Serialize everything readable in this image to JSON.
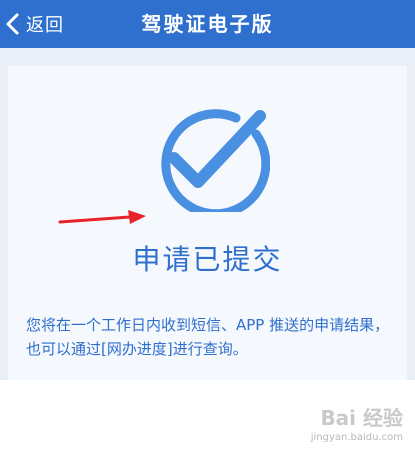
{
  "header": {
    "back_label": "返回",
    "title": "驾驶证电子版"
  },
  "status": {
    "title": "申请已提交",
    "description": "您将在一个工作日内收到短信、APP 推送的申请结果，也可以通过[网办进度]进行查询。"
  },
  "watermark": {
    "brand": "Bai 经验",
    "url": "jingyan.baidu.com"
  },
  "colors": {
    "primary": "#2f6fcd",
    "check": "#4a90e2",
    "arrow": "#e8222b",
    "background": "#e9eef7",
    "card": "#f5f8fd"
  },
  "icons": {
    "back": "chevron-left-icon",
    "check": "checkmark-circle-icon",
    "arrow": "red-arrow-icon"
  }
}
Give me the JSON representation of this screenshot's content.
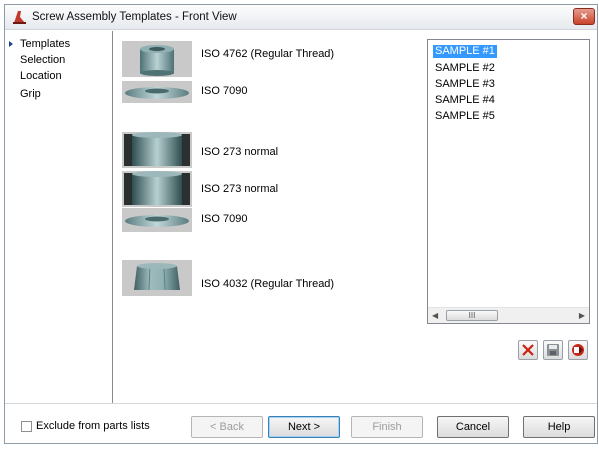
{
  "window": {
    "title": "Screw Assembly Templates - Front View",
    "close_glyph": "×"
  },
  "nav": {
    "items": [
      {
        "label": "Templates",
        "active": true
      },
      {
        "label": "Selection",
        "active": false
      },
      {
        "label": "Location",
        "active": false
      },
      {
        "label": "Grip",
        "active": false
      }
    ]
  },
  "parts": [
    {
      "label": "ISO 4762  (Regular Thread)",
      "icon": "socket-head-cap-screw-icon"
    },
    {
      "label": "ISO 7090",
      "icon": "washer-icon"
    },
    {
      "label": "ISO 273 normal",
      "icon": "through-hole-icon"
    },
    {
      "label": "ISO 273 normal",
      "icon": "through-hole-icon"
    },
    {
      "label": "ISO 7090",
      "icon": "washer-icon"
    },
    {
      "label": "ISO 4032  (Regular Thread)",
      "icon": "hex-nut-icon"
    }
  ],
  "templates_list": {
    "items": [
      "SAMPLE #1",
      "SAMPLE #2",
      "SAMPLE #3",
      "SAMPLE #4",
      "SAMPLE #5"
    ],
    "selected": "SAMPLE #1",
    "scroll_thumb_glyph": "III",
    "scroll_left_glyph": "◀",
    "scroll_right_glyph": "▶"
  },
  "toolbar": {
    "delete_icon": "delete-x-icon",
    "save_icon": "save-icon",
    "publish_icon": "publish-icon"
  },
  "footer": {
    "exclude_label": "Exclude from parts lists",
    "exclude_checked": false,
    "back_label": "< Back",
    "next_label": "Next >",
    "finish_label": "Finish",
    "cancel_label": "Cancel",
    "help_label": "Help"
  },
  "colors": {
    "selection": "#3399ff",
    "nav_arrow": "#1c3f93",
    "delete_red": "#cc2211",
    "thumb_bg": "#c9c9c9",
    "metal": "#7fa3a5"
  }
}
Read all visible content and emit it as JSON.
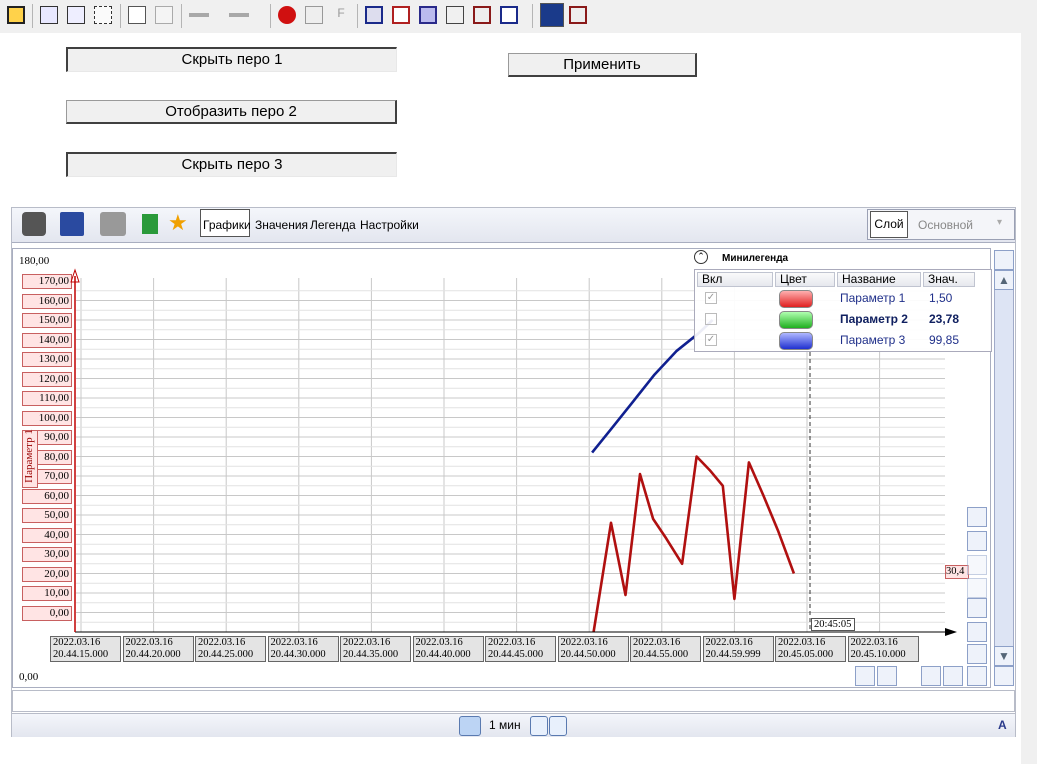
{
  "buttons": {
    "hide_pen_1": "Скрыть перо 1",
    "show_pen_2": "Отобразить перо 2",
    "hide_pen_3": "Скрыть перо 3",
    "apply": "Применить"
  },
  "trend_toolbar": {
    "tabs": [
      "Графики",
      "Значения",
      "Легенда",
      "Настройки"
    ],
    "layer_button": "Слой",
    "layer_value": "Основной"
  },
  "plot": {
    "top_value": "180,00",
    "bottom_value": "0,00",
    "axis_label": "Параметр 1",
    "cursor_time": "20:45:05",
    "cursor_value": "30,4",
    "y_ticks": [
      "180,00",
      "170,00",
      "160,00",
      "150,00",
      "140,00",
      "130,00",
      "120,00",
      "110,00",
      "100,00",
      "90,00",
      "80,00",
      "70,00",
      "60,00",
      "50,00",
      "40,00",
      "30,00",
      "20,00",
      "10,00",
      "0,00"
    ],
    "x_labels": [
      {
        "date": "2022.03.16",
        "time": "20.44.15.000"
      },
      {
        "date": "2022.03.16",
        "time": "20.44.20.000"
      },
      {
        "date": "2022.03.16",
        "time": "20.44.25.000"
      },
      {
        "date": "2022.03.16",
        "time": "20.44.30.000"
      },
      {
        "date": "2022.03.16",
        "time": "20.44.35.000"
      },
      {
        "date": "2022.03.16",
        "time": "20.44.40.000"
      },
      {
        "date": "2022.03.16",
        "time": "20.44.45.000"
      },
      {
        "date": "2022.03.16",
        "time": "20.44.50.000"
      },
      {
        "date": "2022.03.16",
        "time": "20.44.55.000"
      },
      {
        "date": "2022.03.16",
        "time": "20.44.59.999"
      },
      {
        "date": "2022.03.16",
        "time": "20.45.05.000"
      },
      {
        "date": "2022.03.16",
        "time": "20.45.10.000"
      }
    ]
  },
  "chart_data": {
    "type": "line",
    "ylim": [
      0,
      180
    ],
    "series": [
      {
        "name": "Параметр 1",
        "color": "#b01010",
        "points": [
          [
            50.3,
            0
          ],
          [
            51.5,
            56
          ],
          [
            52.5,
            19
          ],
          [
            53.5,
            81
          ],
          [
            54.4,
            58
          ],
          [
            55.3,
            48
          ],
          [
            56.4,
            35
          ],
          [
            57.4,
            90
          ],
          [
            58.3,
            83
          ],
          [
            59.2,
            75
          ],
          [
            60.0,
            17
          ],
          [
            61.0,
            87
          ],
          [
            62.0,
            70
          ],
          [
            63.0,
            52
          ],
          [
            64.1,
            30
          ]
        ]
      },
      {
        "name": "Параметр 3",
        "color": "#102090",
        "points": [
          [
            50.2,
            92
          ],
          [
            51.5,
            104
          ],
          [
            53,
            118
          ],
          [
            54.5,
            132
          ],
          [
            56,
            144
          ],
          [
            57.5,
            153
          ],
          [
            58.5,
            160
          ]
        ]
      }
    ]
  },
  "legend": {
    "title": "Минилегенда",
    "headers": [
      "Вкл",
      "Цвет",
      "Название",
      "Знач."
    ],
    "rows": [
      {
        "name": "Параметр 1",
        "value": "1,50",
        "color": "#e03030",
        "enabled": true
      },
      {
        "name": "Параметр 2",
        "value": "23,78",
        "color": "#20b020",
        "enabled": false
      },
      {
        "name": "Параметр 3",
        "value": "99,85",
        "color": "#2030d0",
        "enabled": true
      }
    ]
  },
  "bottom_bar": {
    "interval": "1 мин",
    "corner_label": "A"
  },
  "colors": {
    "axis_red": "#c00000",
    "grid": "#c8c8c8"
  }
}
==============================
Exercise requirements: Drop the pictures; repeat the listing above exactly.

Output of the exercise:
Serialize everything readable in this image to JSON.
{
  "header": {
    "back_label": "返回",
    "title": "驾驶证电子版"
  },
  "status": {
    "title": "申请已提交",
    "description": "您将在一个工作日内收到短信、APP 推送的申请结果，也可以通过[网办进度]进行查询。"
  },
  "watermark": {
    "brand": "Bai 经验",
    "url": "jingyan.baidu.com"
  },
  "colors": {
    "primary": "#2f6fcd",
    "check": "#4a90e2",
    "arrow": "#e8222b",
    "background": "#e9eef7",
    "card": "#f5f8fd"
  },
  "icons": {
    "back": "chevron-left-icon",
    "check": "checkmark-circle-icon",
    "arrow": "red-arrow-icon"
  }
}
Give me the JSON representation of this screenshot's content.
{
  "window": {
    "title": "Screw Assembly Templates - Front View",
    "close_glyph": "×"
  },
  "nav": {
    "items": [
      {
        "label": "Templates",
        "active": true
      },
      {
        "label": "Selection",
        "active": false
      },
      {
        "label": "Location",
        "active": false
      },
      {
        "label": "Grip",
        "active": false
      }
    ]
  },
  "parts": [
    {
      "label": "ISO 4762  (Regular Thread)",
      "icon": "socket-head-cap-screw-icon"
    },
    {
      "label": "ISO 7090",
      "icon": "washer-icon"
    },
    {
      "label": "ISO 273 normal",
      "icon": "through-hole-icon"
    },
    {
      "label": "ISO 273 normal",
      "icon": "through-hole-icon"
    },
    {
      "label": "ISO 7090",
      "icon": "washer-icon"
    },
    {
      "label": "ISO 4032  (Regular Thread)",
      "icon": "hex-nut-icon"
    }
  ],
  "templates_list": {
    "items": [
      "SAMPLE #1",
      "SAMPLE #2",
      "SAMPLE #3",
      "SAMPLE #4",
      "SAMPLE #5"
    ],
    "selected": "SAMPLE #1",
    "scroll_thumb_glyph": "III",
    "scroll_left_glyph": "◀",
    "scroll_right_glyph": "▶"
  },
  "toolbar": {
    "delete_icon": "delete-x-icon",
    "save_icon": "save-icon",
    "publish_icon": "publish-icon"
  },
  "footer": {
    "exclude_label": "Exclude from parts lists",
    "exclude_checked": false,
    "back_label": "< Back",
    "next_label": "Next >",
    "finish_label": "Finish",
    "cancel_label": "Cancel",
    "help_label": "Help"
  },
  "colors": {
    "selection": "#3399ff",
    "nav_arrow": "#1c3f93",
    "delete_red": "#cc2211",
    "thumb_bg": "#c9c9c9",
    "metal": "#7fa3a5"
  }
}
Read all visible content and emit it as JSON.
{
  "buttons": {
    "hide_pen_1": "Скрыть перо 1",
    "show_pen_2": "Отобразить перо 2",
    "hide_pen_3": "Скрыть перо 3",
    "apply": "Применить"
  },
  "trend_toolbar": {
    "tabs": [
      "Графики",
      "Значения",
      "Легенда",
      "Настройки"
    ],
    "layer_button": "Слой",
    "layer_value": "Основной"
  },
  "plot": {
    "top_value": "180,00",
    "bottom_value": "0,00",
    "axis_label": "Параметр 1",
    "cursor_time": "20:45:05",
    "cursor_value": "30,4",
    "y_ticks": [
      "180,00",
      "170,00",
      "160,00",
      "150,00",
      "140,00",
      "130,00",
      "120,00",
      "110,00",
      "100,00",
      "90,00",
      "80,00",
      "70,00",
      "60,00",
      "50,00",
      "40,00",
      "30,00",
      "20,00",
      "10,00",
      "0,00"
    ],
    "x_labels": [
      {
        "date": "2022.03.16",
        "time": "20.44.15.000"
      },
      {
        "date": "2022.03.16",
        "time": "20.44.20.000"
      },
      {
        "date": "2022.03.16",
        "time": "20.44.25.000"
      },
      {
        "date": "2022.03.16",
        "time": "20.44.30.000"
      },
      {
        "date": "2022.03.16",
        "time": "20.44.35.000"
      },
      {
        "date": "2022.03.16",
        "time": "20.44.40.000"
      },
      {
        "date": "2022.03.16",
        "time": "20.44.45.000"
      },
      {
        "date": "2022.03.16",
        "time": "20.44.50.000"
      },
      {
        "date": "2022.03.16",
        "time": "20.44.55.000"
      },
      {
        "date": "2022.03.16",
        "time": "20.44.59.999"
      },
      {
        "date": "2022.03.16",
        "time": "20.45.05.000"
      },
      {
        "date": "2022.03.16",
        "time": "20.45.10.000"
      }
    ]
  },
  "chart_data": {
    "type": "line",
    "ylim": [
      0,
      180
    ],
    "series": [
      {
        "name": "Параметр 1",
        "color": "#b01010",
        "points": [
          [
            50.3,
            0
          ],
          [
            51.5,
            56
          ],
          [
            52.5,
            19
          ],
          [
            53.5,
            81
          ],
          [
            54.4,
            58
          ],
          [
            55.3,
            48
          ],
          [
            56.4,
            35
          ],
          [
            57.4,
            90
          ],
          [
            58.3,
            83
          ],
          [
            59.2,
            75
          ],
          [
            60.0,
            17
          ],
          [
            61.0,
            87
          ],
          [
            62.0,
            70
          ],
          [
            63.0,
            52
          ],
          [
            64.1,
            30
          ]
        ]
      },
      {
        "name": "Параметр 3",
        "color": "#102090",
        "points": [
          [
            50.2,
            92
          ],
          [
            51.5,
            104
          ],
          [
            53,
            118
          ],
          [
            54.5,
            132
          ],
          [
            56,
            144
          ],
          [
            57.5,
            153
          ],
          [
            58.5,
            160
          ]
        ]
      }
    ]
  },
  "legend": {
    "title": "Минилегенда",
    "headers": [
      "Вкл",
      "Цвет",
      "Название",
      "Знач."
    ],
    "rows": [
      {
        "name": "Параметр 1",
        "value": "1,50",
        "color": "#e03030",
        "enabled": true
      },
      {
        "name": "Параметр 2",
        "value": "23,78",
        "color": "#20b020",
        "enabled": false
      },
      {
        "name": "Параметр 3",
        "value": "99,85",
        "color": "#2030d0",
        "enabled": true
      }
    ]
  },
  "bottom_bar": {
    "interval": "1 мин",
    "corner_label": "A"
  },
  "colors": {
    "axis_red": "#c00000",
    "grid": "#c8c8c8"
  }
}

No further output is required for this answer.